During the bloody week that ended the Paris Commune on May 29, 1871, many violent street-fights opposed theCommunards and the government troops. Villa of the hostages (Villa des Otages) is marked by one of these last days. On Friday, May 26, fifty prisoners, mainly priests and gendarmes were taken from the prison La Roquette to a Commune command place at 85, rueHaxo, where they were all killed.
Later in 1872, Jesuits bought the land between 83, rue Haxo and 55, rue du Borrégo in memory of this specific Commune event, a little bit forgotten today. The church of Notre-Dame-des-Otages (Our Lady of the Hostages) was built later between 1936 and 1938. In the yard of the church, there is a memorial laid on a piece of the wall against which the hostages were killed. There is also a door from the prison La Roquette where three Jesuits priests were locked up.
At 85, rue Haxo, nothing remains from the Villa of the Hostages, but the name of the passage where the hostages were fired.
Let's now walk along rue Haxo up to Passage Montenegro on the left. Arrived rue de Romainville, lets' stroll in the streets Emile Desvaux and Paul de Kock.
Back to rue de Romainville, we go up to the metro station Télégraphe in front of the Belleville cemetery where two monuments can be seen. One where theHaxo hostages were buried and one in memory of the Paris Commune.
Located on the second highest hill of Paris after Montmartre, the metro station is very deep. Its name, Télégraphe recalls the experiment of Claude Chappe's optical telegraph, which provided the news about 1792 French victories of Fleurus and Jemmapes battles.

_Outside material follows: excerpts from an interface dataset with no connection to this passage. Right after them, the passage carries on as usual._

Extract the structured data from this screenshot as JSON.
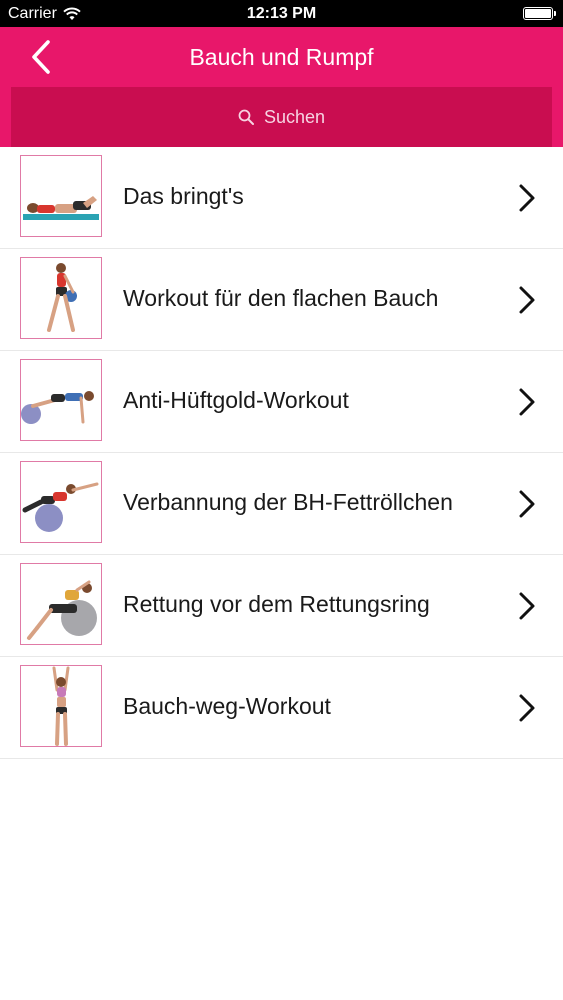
{
  "status_bar": {
    "carrier": "Carrier",
    "time": "12:13 PM",
    "icons": [
      "wifi-icon",
      "battery-icon"
    ]
  },
  "nav": {
    "title": "Bauch und Rumpf",
    "back_icon": "chevron-left-icon"
  },
  "search": {
    "placeholder": "Suchen",
    "icon": "search-icon"
  },
  "colors": {
    "accent": "#e8176a",
    "search_field": "#c90d50",
    "thumb_border": "#e07aa6"
  },
  "list": {
    "items": [
      {
        "label": "Das bringt's",
        "thumbnail": "exercise-photo"
      },
      {
        "label": "Workout für den flachen Bauch",
        "thumbnail": "exercise-photo"
      },
      {
        "label": "Anti-Hüftgold-Workout",
        "thumbnail": "exercise-photo"
      },
      {
        "label": "Verbannung der BH-Fettröllchen",
        "thumbnail": "exercise-photo"
      },
      {
        "label": "Rettung vor dem Rettungsring",
        "thumbnail": "exercise-photo"
      },
      {
        "label": "Bauch-weg-Workout",
        "thumbnail": "exercise-photo"
      }
    ],
    "row_icon": "chevron-right-icon"
  }
}
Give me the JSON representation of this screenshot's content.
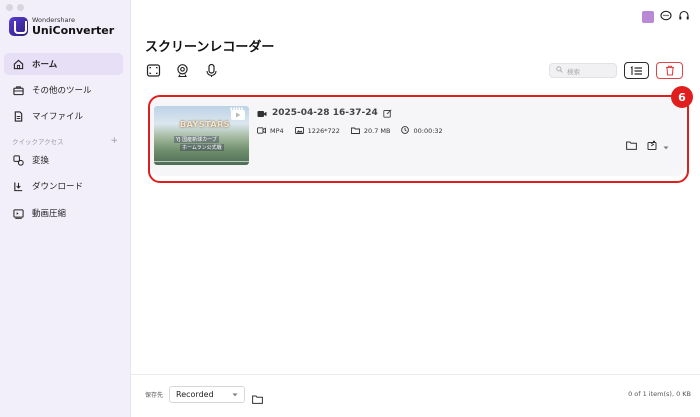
{
  "app": {
    "brand_small": "Wondershare",
    "brand_big": "UniConverter"
  },
  "sidebar": {
    "items": [
      {
        "label": "ホーム",
        "icon": "home-icon"
      },
      {
        "label": "その他のツール",
        "icon": "toolbox-icon"
      },
      {
        "label": "マイファイル",
        "icon": "file-icon"
      }
    ],
    "section_label": "クイックアクセス",
    "section_add": "+",
    "quick_items": [
      {
        "label": "変換",
        "icon": "convert-icon"
      },
      {
        "label": "ダウンロード",
        "icon": "download-icon"
      },
      {
        "label": "動画圧縮",
        "icon": "compress-icon"
      }
    ]
  },
  "main": {
    "title": "スクリーンレコーダー",
    "search_placeholder": "検索"
  },
  "recording": {
    "filename": "2025-04-28 16-37-24",
    "format": "MP4",
    "resolution": "1226*722",
    "size": "20.7 MB",
    "duration": "00:00:32",
    "thumb_logo": "BAYSTARS",
    "thumb_line1": "YJ 国産新球カーブ",
    "thumb_line2": "ホームラン公式戦"
  },
  "annotation": {
    "badge_number": "6",
    "color": "#e01e1e"
  },
  "footer": {
    "save_label": "保存先",
    "save_value": "Recorded",
    "summary": "0 of 1 item(s), 0 KB"
  },
  "colors": {
    "accent": "#5b3dd8",
    "sidebar_bg": "#f3effa",
    "danger": "#e04545"
  }
}
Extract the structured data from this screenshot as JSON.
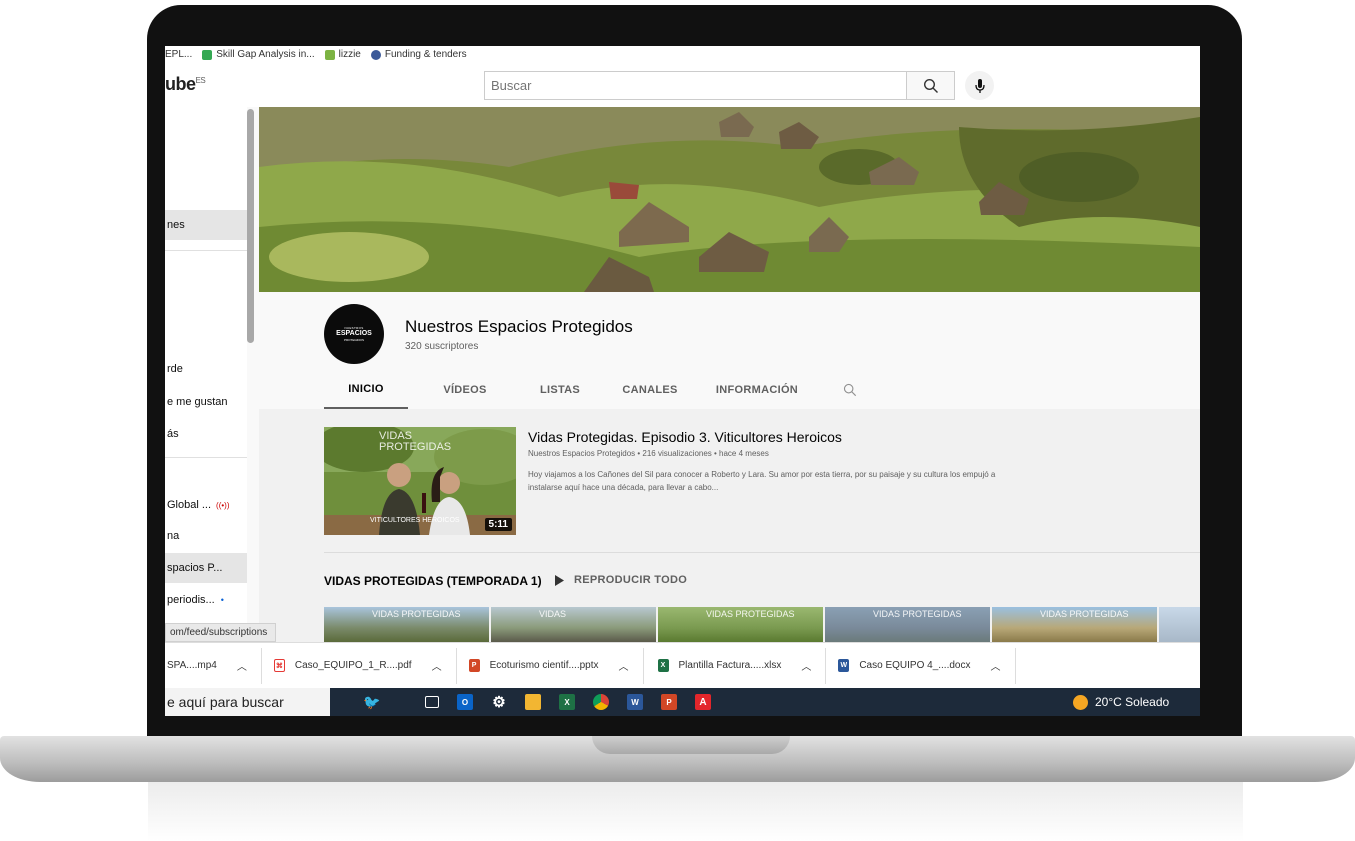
{
  "bookmarks": [
    {
      "label": "EPL...",
      "color": "#888888"
    },
    {
      "label": "Skill Gap Analysis in...",
      "color": "#34a853"
    },
    {
      "label": "lizzie",
      "color": "#7cb342"
    },
    {
      "label": "Funding & tenders",
      "color": "#3b5998"
    }
  ],
  "masthead": {
    "logo": "ube",
    "logo_region": "ES",
    "search_placeholder": "Buscar",
    "search_icon": "search-icon",
    "mic_icon": "microphone-icon"
  },
  "sidebar": {
    "items": [
      {
        "label": "nes",
        "active": true
      },
      {
        "label": "rde",
        "active": false
      },
      {
        "label": "e me gustan",
        "active": false
      },
      {
        "label": "ás",
        "active": false
      },
      {
        "label": "Global ...",
        "active": false,
        "badge": "live"
      },
      {
        "label": "na",
        "active": false
      },
      {
        "label": "spacios P...",
        "active": true
      },
      {
        "label": "periodis...",
        "active": false,
        "badge": "new"
      }
    ]
  },
  "status_url": "om/feed/subscriptions",
  "channel": {
    "avatar_small_top": "NUESTROS",
    "avatar_main": "ESPACIOS",
    "avatar_small_bottom": "PROTEGIDOS",
    "name": "Nuestros Espacios Protegidos",
    "subscribers": "320 suscriptores",
    "tabs": [
      {
        "label": "INICIO",
        "active": true
      },
      {
        "label": "VÍDEOS",
        "active": false
      },
      {
        "label": "LISTAS",
        "active": false
      },
      {
        "label": "CANALES",
        "active": false
      },
      {
        "label": "INFORMACIÓN",
        "active": false
      }
    ]
  },
  "featured": {
    "thumb_title_1": "VIDAS",
    "thumb_title_2": "PROTEGIDAS",
    "thumb_caption": "VITICULTORES HEROICOS",
    "duration": "5:11",
    "title": "Vidas Protegidas. Episodio 3. Viticultores Heroicos",
    "meta": "Nuestros Espacios Protegidos • 216 visualizaciones • hace 4 meses",
    "description": "Hoy viajamos a los Cañones del Sil para conocer a Roberto y Lara. Su amor por esta tierra, por su paisaje y su cultura los empujó a instalarse aquí hace una década, para llevar a cabo..."
  },
  "shelf": {
    "title": "VIDAS PROTEGIDAS (TEMPORADA 1)",
    "play_all": "REPRODUCIR TODO",
    "thumbs": [
      {
        "label": "VIDAS PROTEGIDAS"
      },
      {
        "label": "VIDAS"
      },
      {
        "label": "VIDAS PROTEGIDAS"
      },
      {
        "label": "VIDAS PROTEGIDAS"
      },
      {
        "label": "VIDAS PROTEGIDAS"
      }
    ]
  },
  "downloads": [
    {
      "name": "SPA....mp4",
      "type": "video",
      "color": "#607d8b"
    },
    {
      "name": "Caso_EQUIPO_1_R....pdf",
      "type": "pdf",
      "color": "#e53935"
    },
    {
      "name": "Ecoturismo cientif....pptx",
      "type": "pptx",
      "color": "#d24726"
    },
    {
      "name": "Plantilla Factura.....xlsx",
      "type": "xlsx",
      "color": "#1e7145"
    },
    {
      "name": "Caso EQUIPO 4_....docx",
      "type": "docx",
      "color": "#2b579a"
    }
  ],
  "taskbar": {
    "search_text": "e aquí para buscar",
    "weather": "20°C Soleado"
  }
}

Lastly, I would like to end about street-art as Belleville neighborhood is one of the key spot in Paris. You may want to join street art walking tours...